As a contribution to the Botany Group Yellow Asteraceae project I took my recording sheet
down to the old Cosyfoam works at Lambton Lane, Fence Houses to see what I could find.
Part of this site was in active commercial use until a few years ago, before the buildings
were demolished leaving a substrate of brick and concrete rubble. There are still areas of
bare ground here today, gradually being colonised by vegetation. Other parts of the site
have not seen any commercial activity for a greater length of time, allowing the soil time to
develop, now exhibiting a discernible humus layer and consequently a different range of
The site’s vegetation communities indicate that the soil is neutral to slightly calcareous;
some parts are very well-drained while others show impeded drainage where the substrate
has been compacted.
The commoner yellow Asteraceae typically to be found on disturbed ground are well-
represented, such as Dandelion, Colt’s-foot, Pineappleweed, Common Groundsel,
Nipplewort and Common Ragwort.
Other colonists of bare ground here include Common Cat’s-ear, Autumn Hawkbit, Smooth
Hawk’s-beard, Oxford Ragwort, a few Sticky Groundsel and patches of Mouse-ear-
On the margins of the site and elsewhere where the soil is better-developed there is Tansy,
Goat’s-beard, Hoary Ragwort and one or two of the Hawkweed group.
There is plenty of Prickly Sow-thistle and some Perennial Sow-thistle; however I didn’t find
any Smooth Sow-thistle but might have just overlooked it. A couple of other species that
were nice to find were Bristly Oxtongue and Great Lettuce, the latter in good numbers, some
individual plants growing over two metres tall.
The range of yellow Asteraceae here reflects the wider diversity of plant species at this site.

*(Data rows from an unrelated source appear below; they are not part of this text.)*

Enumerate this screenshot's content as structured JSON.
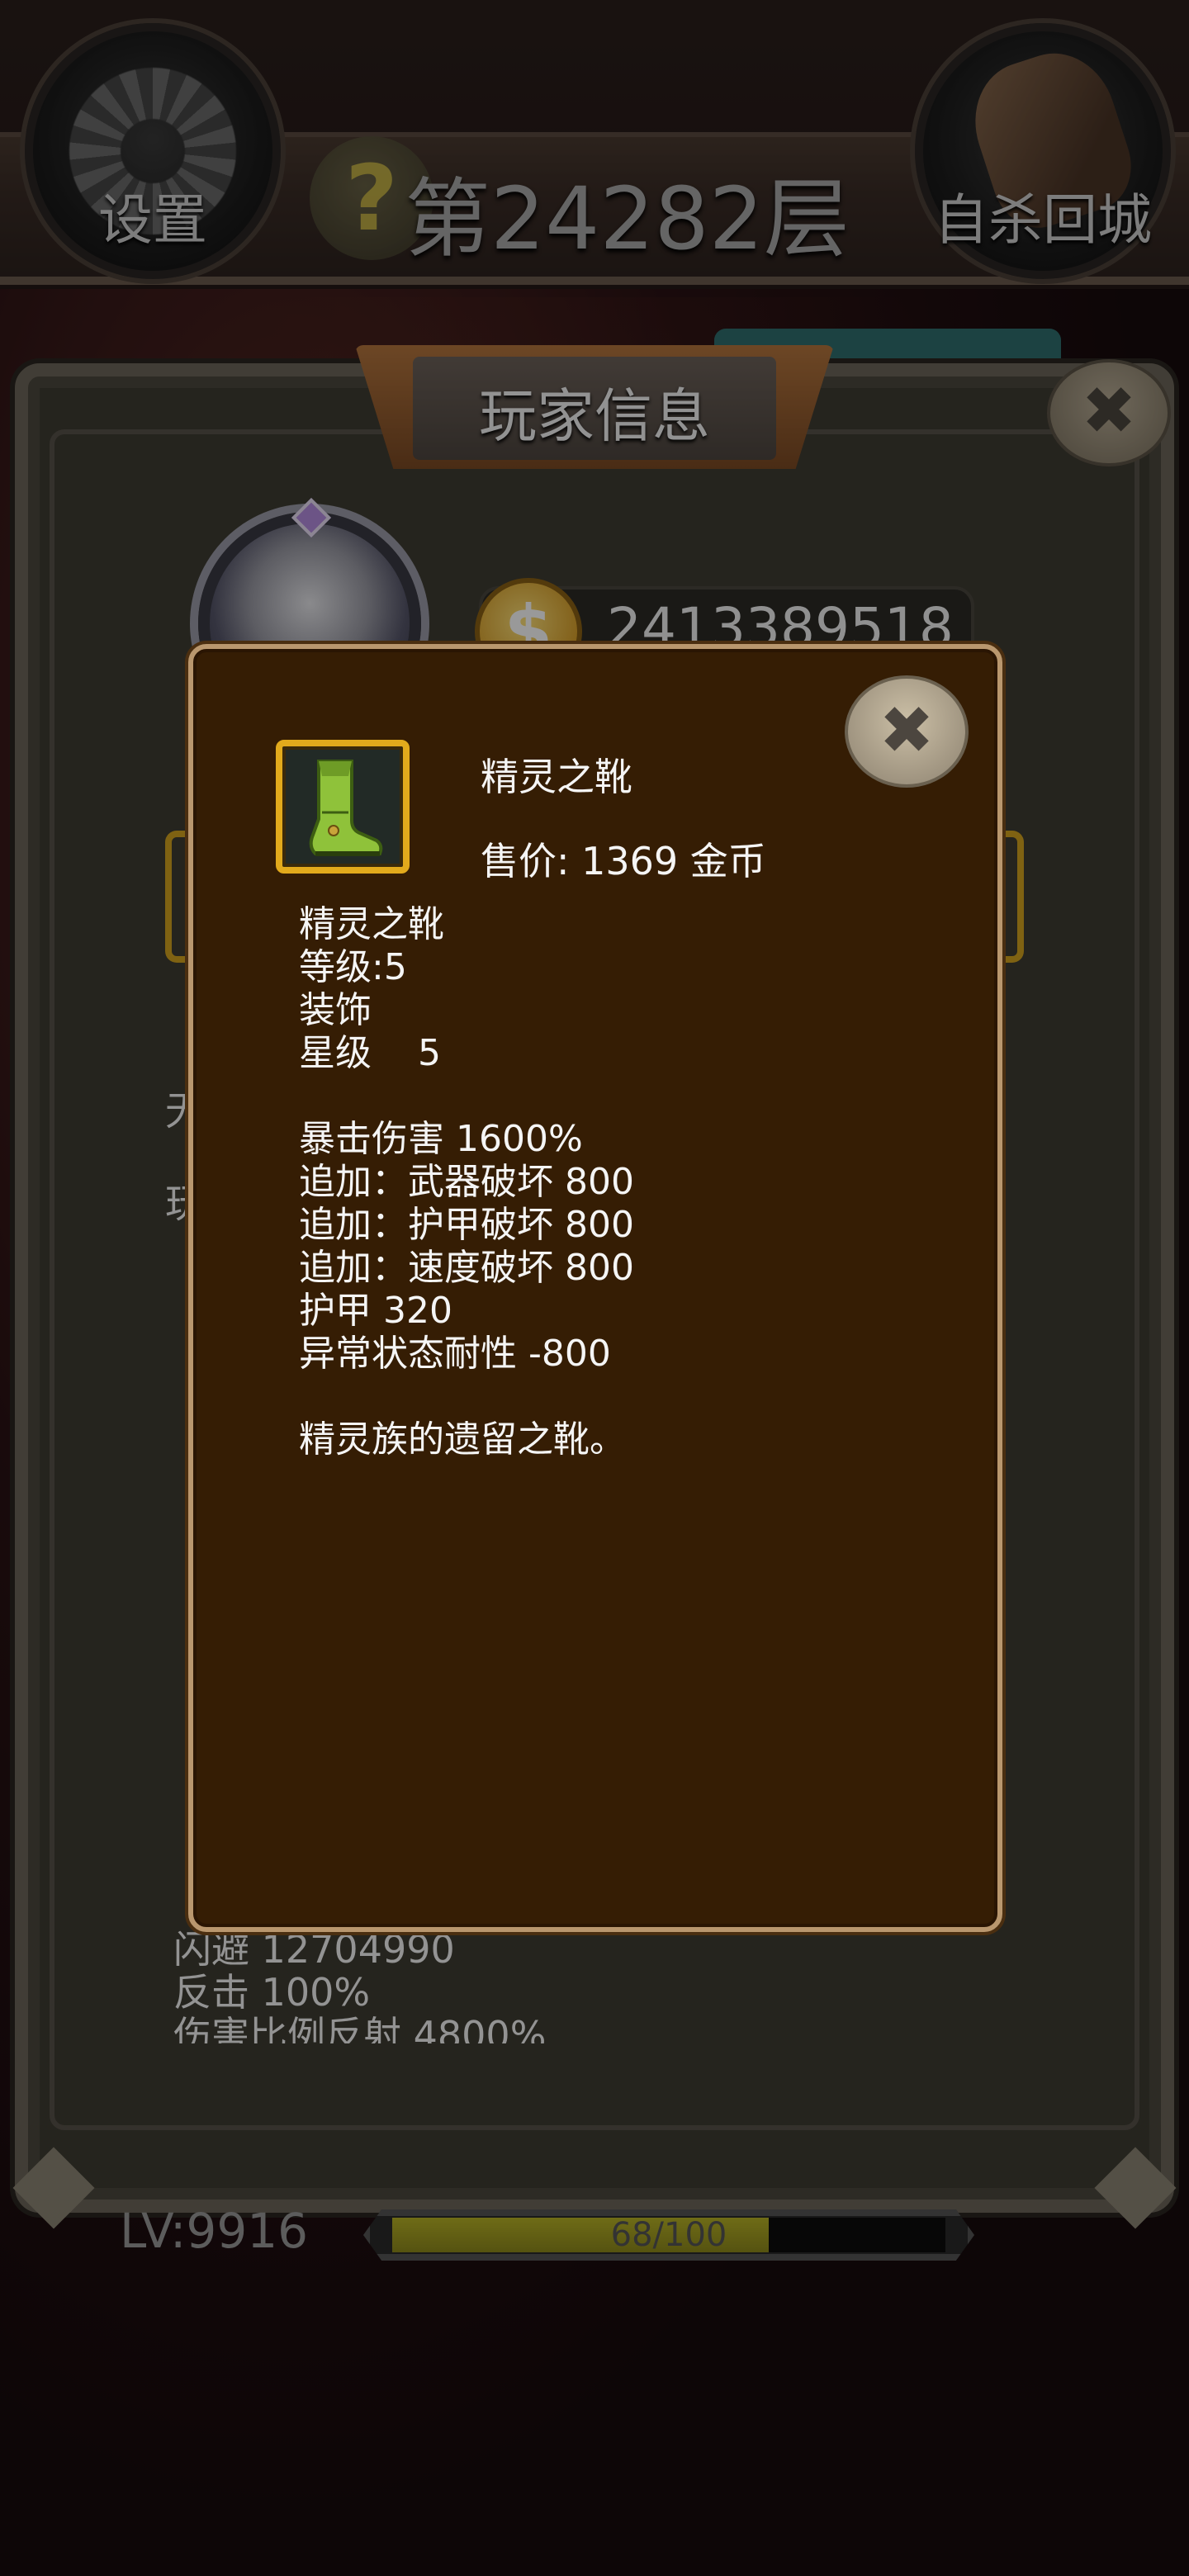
{
  "hud": {
    "settings_label": "设置",
    "floor_title": "第24282层",
    "return_label": "自杀回城"
  },
  "panel": {
    "title": "玩家信息",
    "gold": "2413389518",
    "partial_chars": [
      "无",
      "玩"
    ],
    "stats_visible": [
      "闪避 12704990",
      "反击 100%",
      "伤害比例反射 4800%"
    ],
    "level": "LV:9916",
    "xp_text": "68/100",
    "xp_fraction": 0.68
  },
  "item": {
    "name": "精灵之靴",
    "price_line": "售价: 1369 金币",
    "details": [
      "精灵之靴",
      "等级:5",
      "装饰",
      "星级    5",
      "",
      "暴击伤害 1600%",
      "追加：武器破坏 800",
      "追加：护甲破坏 800",
      "追加：速度破坏 800",
      "护甲 320",
      "异常状态耐性 -800",
      "",
      "精灵族的遗留之靴。"
    ]
  },
  "icons": {
    "close": "close-icon",
    "coin": "coin-icon",
    "help": "help-icon",
    "gear": "gear-icon",
    "fist": "fist-icon",
    "boot": "boot-icon"
  },
  "colors": {
    "modal_bg": "#351d04",
    "modal_border": "#b9976e",
    "item_frame": "#e2aa1c",
    "xp_fill": "#b9b426"
  }
}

Insects and other invertebrates are abundant too, and nature is definitely taking its course,
converting a derelict place into a really interesting area of unofficial countryside.